How to Save Audit Logs to ElasticSearch

13 October 2021

ASP.NET Zero provides AuditLogging functionality out of the box and all audit logs are saved to database by default.

In this article we will log all audit log data to Elastic Search. We assume that, you already have a working Elastic Search which you can use for this article. If not, please install it to your PC first.

ASP.NET Boilerplate uses IAuditingStore to store any audit log data. See: AuditingHelper.cs. To save audit logs to elasticsearch, we should create a service that implements IAuditingStore, then replace it with current implementation.

We will use NEST the offical elasticsearch .net library. Install NEST package to your project using the command below or NuGet Package Manager.

PM> Install-Package NEST

Then create new class named ElasticSearchAuditingStore

using System;
using System.Threading.Tasks;
using Abp.Auditing;
using Abp.Domain.Repositories;
using Nest;

public class ElasticSearchAuditingStore : AuditingStore
    private const string ElasticSearchIndexName = "AUDIT_LOG_INDEX_NAME";

    public ElasticSearchAuditingStore(IRepository<AuditLog, long> auditLogRepository) : base(auditLogRepository)
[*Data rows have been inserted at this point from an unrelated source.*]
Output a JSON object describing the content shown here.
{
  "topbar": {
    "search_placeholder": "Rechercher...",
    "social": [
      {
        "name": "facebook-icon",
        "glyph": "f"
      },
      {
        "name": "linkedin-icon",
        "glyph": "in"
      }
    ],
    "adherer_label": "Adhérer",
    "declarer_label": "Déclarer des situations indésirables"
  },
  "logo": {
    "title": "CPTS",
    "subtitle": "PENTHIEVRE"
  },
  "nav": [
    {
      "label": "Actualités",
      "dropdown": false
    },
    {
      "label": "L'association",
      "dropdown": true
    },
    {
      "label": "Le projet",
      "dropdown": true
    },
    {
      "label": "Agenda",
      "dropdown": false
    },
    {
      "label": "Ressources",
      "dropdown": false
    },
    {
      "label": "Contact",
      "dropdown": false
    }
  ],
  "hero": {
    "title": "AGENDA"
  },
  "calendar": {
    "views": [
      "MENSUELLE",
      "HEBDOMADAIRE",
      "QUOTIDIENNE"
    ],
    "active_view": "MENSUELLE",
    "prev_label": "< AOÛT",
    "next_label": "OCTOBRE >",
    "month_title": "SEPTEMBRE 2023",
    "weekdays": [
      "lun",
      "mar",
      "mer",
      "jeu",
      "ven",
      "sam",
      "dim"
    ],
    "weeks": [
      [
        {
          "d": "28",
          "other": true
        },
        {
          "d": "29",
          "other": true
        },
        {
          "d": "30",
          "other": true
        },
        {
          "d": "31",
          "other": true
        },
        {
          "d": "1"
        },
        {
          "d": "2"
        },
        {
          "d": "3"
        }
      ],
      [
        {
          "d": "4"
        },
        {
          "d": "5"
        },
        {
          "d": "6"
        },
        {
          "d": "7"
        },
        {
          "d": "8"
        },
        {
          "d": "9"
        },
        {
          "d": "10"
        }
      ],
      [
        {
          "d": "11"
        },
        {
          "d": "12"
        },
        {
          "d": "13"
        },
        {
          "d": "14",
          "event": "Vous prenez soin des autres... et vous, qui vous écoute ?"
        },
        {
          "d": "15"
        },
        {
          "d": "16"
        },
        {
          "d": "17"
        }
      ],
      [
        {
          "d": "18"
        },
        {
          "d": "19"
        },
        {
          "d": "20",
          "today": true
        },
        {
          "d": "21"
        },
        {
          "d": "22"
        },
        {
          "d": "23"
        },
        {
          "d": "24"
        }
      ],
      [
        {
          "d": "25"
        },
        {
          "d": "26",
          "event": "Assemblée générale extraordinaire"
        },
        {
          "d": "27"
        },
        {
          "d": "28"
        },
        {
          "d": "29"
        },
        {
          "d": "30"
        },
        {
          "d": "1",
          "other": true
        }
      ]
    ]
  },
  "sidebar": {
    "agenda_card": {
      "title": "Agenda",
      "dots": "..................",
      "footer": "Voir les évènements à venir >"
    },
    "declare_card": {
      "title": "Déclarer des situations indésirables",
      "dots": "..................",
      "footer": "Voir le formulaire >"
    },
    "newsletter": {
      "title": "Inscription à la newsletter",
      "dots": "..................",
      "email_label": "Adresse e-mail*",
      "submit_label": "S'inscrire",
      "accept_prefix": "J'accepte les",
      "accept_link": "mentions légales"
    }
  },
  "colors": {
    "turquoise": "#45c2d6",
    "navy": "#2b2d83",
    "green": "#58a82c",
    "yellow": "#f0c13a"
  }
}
    public override void Save(AuditInfo auditInfo)
        var client = GetClient();
        client.Index(auditInfo, x => x.Index(ElasticSearchIndexName));

    public override async Task SaveAsync(AuditInfo auditInfo)
        await base.SaveAsync(auditInfo);
        var client = GetClient();
        await client.IndexAsync(auditInfo, x => x.Index(ElasticSearchIndexName));

    public static IElasticClient GetClient()
        var node = new Uri("[YOUR_ELASTIC_SEARCH_URL]");
        var settings = new ConnectionSettings(node)
            .BasicAuthentication("USERNAME", "PASSWORD");
        return new ElasticClient(settings);

    public static void CreateIndexIfNeededAsync()
        var client = GetClient();

        var existsResponse = client.Indices.Exists(ElasticSearchIndexName);

        if (!existsResponse.Exists)
            client.Indices.Create(ElasticSearchIndexName, c => c
                .Map<AuditInfo>(m =>
                    return m
                        .Properties(p => p
                            .Keyword(x => x.Name(d => d.TenantId))
                            .Keyword(x => x.Name(d => d.UserId))
                            .Keyword(x => x.Name(d => d.ImpersonatorUserId))
                            .Keyword(x => x.Name(d => d.ImpersonatorTenantId))
                            .Keyword(x => x.Name(d => d.ServiceName))
                            .Keyword(x => x.Name(d => d.MethodName))
                            .Keyword(x => x.Name(d => d.Parameters))
                            .Keyword(x => x.Name(d => d.ReturnValue))
                            .Keyword(x => x.Name(d => d.ExecutionTime))
                            .Keyword(x => x.Name(d => d.ExecutionDuration))
                            .Keyword(x => x.Name(d => d.ClientIpAddress))
                            .Keyword(x => x.Name(d => d.ClientName))
                            .Keyword(x => x.Name(d => d.BrowserInfo))
                            .Text(x => x.Name(d => d.CustomData))

Now, we need to replace the default AuditingStore implementation with our new ElasticSearchAuditingStore. To do that, add following code to your module's PreInitialize method.

public override void PreInitialize()
    Configuration.ReplaceService<IAuditingStore, ElasticSearchAuditingStore>(DependencyLifeStyle.Transient);

After all, audit logs will be saved to elastic search. Now, you can make better search operations on your audit logs using ElasticSearch.